(Exercise data Opens)

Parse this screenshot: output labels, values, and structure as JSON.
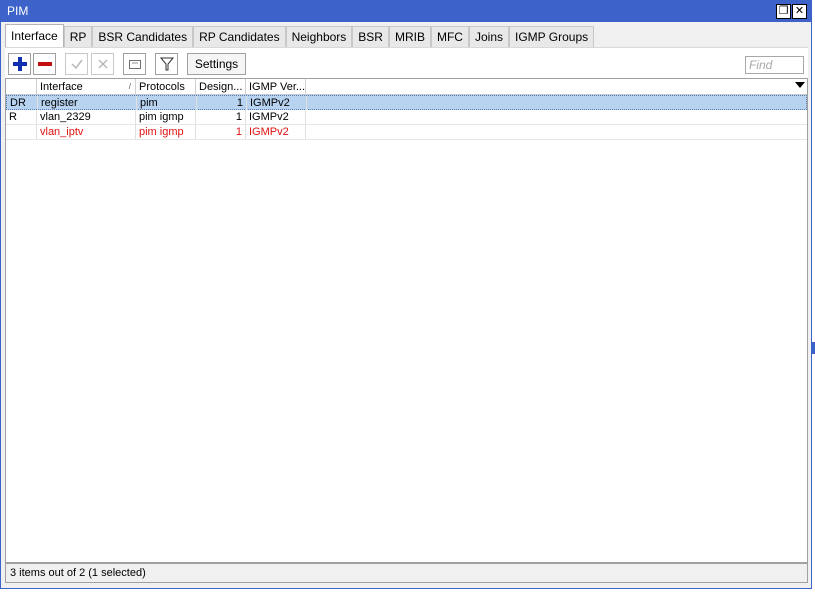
{
  "window": {
    "title": "PIM",
    "restore_glyph": "❐",
    "close_glyph": "✕"
  },
  "tabs": [
    {
      "label": "Interface",
      "active": true
    },
    {
      "label": "RP"
    },
    {
      "label": "BSR Candidates"
    },
    {
      "label": "RP Candidates"
    },
    {
      "label": "Neighbors"
    },
    {
      "label": "BSR"
    },
    {
      "label": "MRIB"
    },
    {
      "label": "MFC"
    },
    {
      "label": "Joins"
    },
    {
      "label": "IGMP Groups"
    }
  ],
  "toolbar": {
    "add_icon": "plus-icon",
    "remove_icon": "minus-icon",
    "enable_icon": "check-icon",
    "disable_icon": "cross-icon",
    "comment_icon": "comment-icon",
    "filter_icon": "filter-icon",
    "settings_label": "Settings",
    "find_placeholder": "Find"
  },
  "table": {
    "columns": [
      {
        "label": ""
      },
      {
        "label": "Interface",
        "sort": "/"
      },
      {
        "label": "Protocols"
      },
      {
        "label": "Design..."
      },
      {
        "label": "IGMP Ver..."
      }
    ],
    "rows": [
      {
        "flag": "DR",
        "interface": "register",
        "protocols": "pim",
        "designated": "1",
        "igmp_version": "IGMPv2",
        "selected": true,
        "color": "#000000"
      },
      {
        "flag": "R",
        "interface": "vlan_2329",
        "protocols": "pim igmp",
        "designated": "1",
        "igmp_version": "IGMPv2",
        "selected": false,
        "color": "#000000"
      },
      {
        "flag": "",
        "interface": "vlan_iptv",
        "protocols": "pim igmp",
        "designated": "1",
        "igmp_version": "IGMPv2",
        "selected": false,
        "color": "#e01010"
      }
    ]
  },
  "status": {
    "text": "3 items out of 2 (1 selected)"
  },
  "colors": {
    "titlebar": "#3d63ca",
    "selection": "#b8d3f0",
    "disabled_row": "#e01010",
    "add": "#1030b0",
    "remove": "#c01010"
  }
}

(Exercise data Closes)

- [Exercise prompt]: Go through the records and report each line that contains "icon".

- [Solution for this exercise]:
    "add_icon": "plus-icon",
    "remove_icon": "minus-icon",
    "enable_icon": "check-icon",
    "disable_icon": "cross-icon",
    "comment_icon": "comment-icon",
    "filter_icon": "filter-icon",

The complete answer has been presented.